    Incorporate writing in with the reading. Reading is a necessary precursor to writing, but as your child develops reading skills have them practice their writing in conjunction. Children learn to read faster and easier if they learn to write at the same time. The motor memory of the letters, listening to their sounds and seeing them in writing will reinforce new learning. So, teach your child to write letters and words.
    • You’ll notice an enhanced reading ability as your child learns to spell by decoding and sounding out words. Work slowly though, and don’t expect perfection.
  5. 5
    Continue reading to your child. Just as you taught your child the joy of reading before they knew how, you should continue to promote reading by reading to/with them on a daily basis. They’ll develop a stronger phonemic awareness when they can see words as you read them, rather than struggling to do both at the same time themselves.
  6. 6
    Have your child read aloud to you. You’ll be given a better idea of your child’s reading ability when they read out loud, and they’ll be forced to slow down their reading to correctly sound out words. Avoid stopping your child to correct them while reading though, as doing so can interrupt their train of thought and make comprehending what they’re reading more difficult.
    • Reading out loud doesn’t have to be limited to stories; whenever you are around words, have your child sound them out to you. Road signs are a great example of something your child sees on a daily basis, and can practice reading out loud to you.[7]

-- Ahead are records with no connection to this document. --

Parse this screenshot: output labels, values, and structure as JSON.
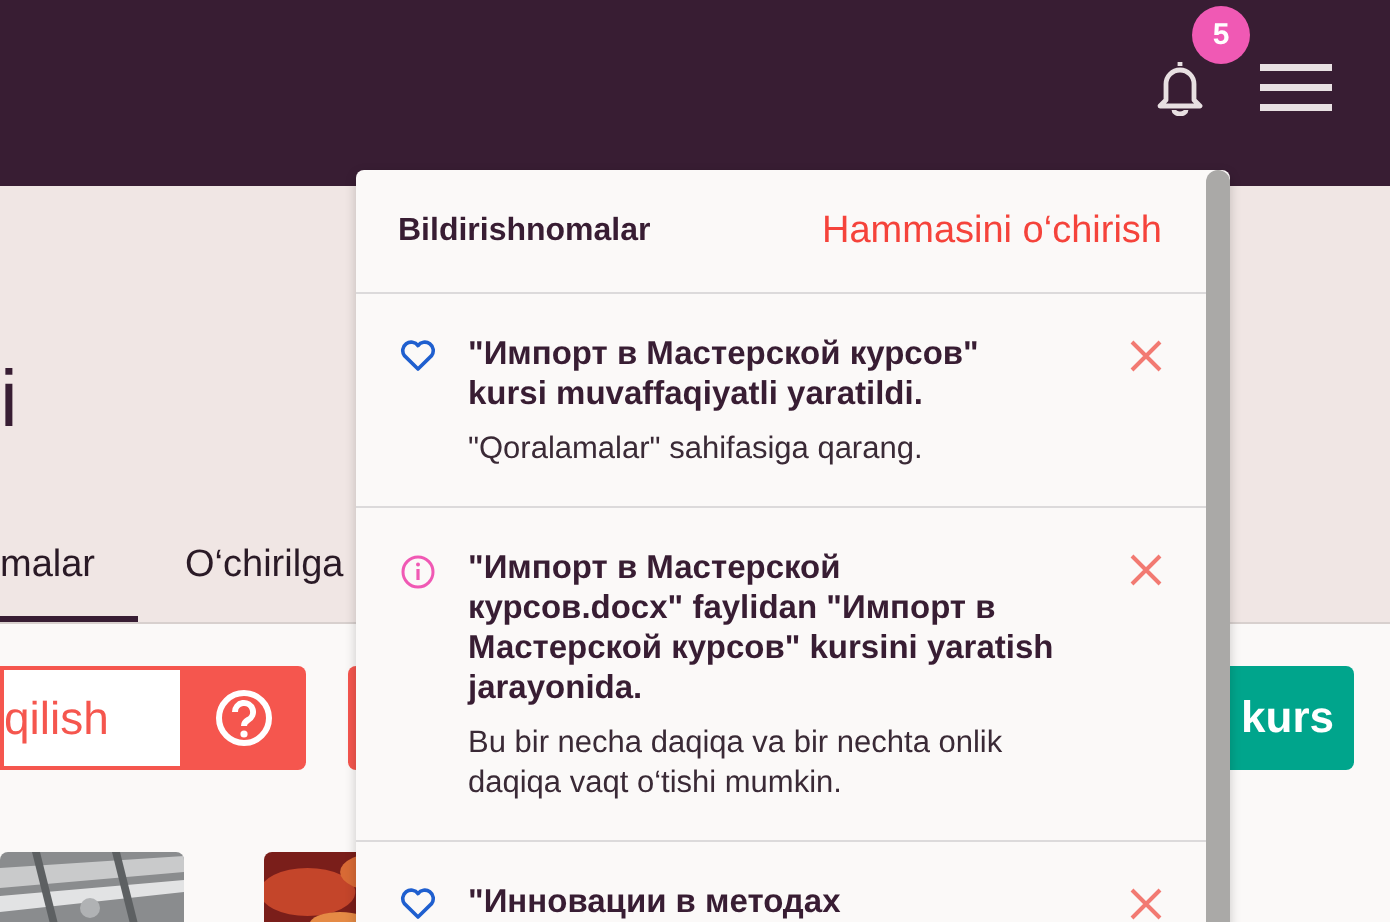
{
  "header": {
    "notification_count": "5"
  },
  "page": {
    "title": "i",
    "tabs": [
      {
        "label": "malar",
        "selected": true
      },
      {
        "label": "O‘chirilga",
        "selected": false
      }
    ],
    "actions": [
      {
        "kind": "outline",
        "label": "qilish"
      },
      {
        "kind": "danger"
      },
      {
        "kind": "primary",
        "label": "kurs"
      }
    ]
  },
  "notifications": {
    "title": "Bildirishnomalar",
    "clear_all": "Hammasini o‘chirish",
    "items": [
      {
        "kind": "success",
        "title": "\"Импорт в Мастерской курсов\" kursi muvaffaqiyatli yaratildi.",
        "body": "\"Qoralamalar\" sahifasiga qarang."
      },
      {
        "kind": "info",
        "title": "\"Импорт в Мастерской курсов.docx\" faylidan \"Импорт в Мастерской курсов\" kursini yaratish jarayonida.",
        "body": "Bu bir necha daqiqa va bir nechta onlik daqiqa vaqt o‘tishi mumkin."
      },
      {
        "kind": "success",
        "title": "\"Инновации в методах"
      }
    ]
  }
}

Sabtu, 05 Agustus 2017

How to Buy Shoes for Children

While purchasing clothing for children is mainly a cosmetic pursuit, the shoes you choose for children can affect their overall health. Shoes affect their balance and alignment, and improperly fitted shoes can lead to lifelong health problems. Use this guide the next time you have to buy shoes for children.

Steps

  1. Image titled Buy Shoes for Children Step 1
    1
    Choose a shoe store with service personnel to help you buy your children's shoes. A store specializing in children's footwear should have experienced and knowledgeable staff.
  2. Image titled Buy Shoes for Children Step 2
    2
    Have the salesperson measure your child's feet. When measuring, your child must stand up straight with his or her socks snug around the feet. This will help ensure a comfortable fit.
  3. Image titled Buy Shoes for Children Step 3
    3
    Check to make sure there is about 0.5-to-0.65 inches (1.5 cm-to-2 cm) of space between the longest toe and the end of the shoe. This space allows the toes to spread out for better comfort and stability.
  4. Image titled Buy Shoes for Children Step 4
    4
    Push down on the "vamp" (front of the shoe). It should not be tight over the top of the foot and allow some space for movement.
  5. Image titled Buy Shoes for Children Step 5
    5
    Put your finger between the back of the shoe and your child's foot, along the heel. Your finger should fit snugly between your child's heel and the back of the shoe.
    • Friction between the shoe's back and your child's heel will cause blisters over time. If the shoe back fits too loosely, it's likely to come off during normal wear and can cause gait problems as the child will overcompensate.
    • The back of the shoe against the ankle and heel should be firm and preferably made of plastic. Softer materials will break down and won't help keep your child's foot locked into the shoe. This can lead to loose, floppy shoes or an awkward gait while walking.
  6. Image titled Buy Shoes for Children Step 6
    6
    Flex your child's foot at the ankle from side to side. Shoes that rub against the ankle can cause blisters, calluses or contribute to foot injury. Friction may be caused by shoes that are too large or bulky for your child's foot and leg.
  7. Image titled Buy Shoes for Children Step 7
    7
    Press the outer side of your child's shoe to feel for your child's little toe. You should be able to feel the toe, not pressed firmly against the shoe wall, but able to flex within. The fit is too small if the toe presses against the shoe wall.
  8. Image titled Buy Shoes for Children Step 8
    8
    Look at the inside arch of the shoe. There should be an "arch support"--a contoured piece to fit your child's foot. The slope of the arch should start at the base of your child's big toe.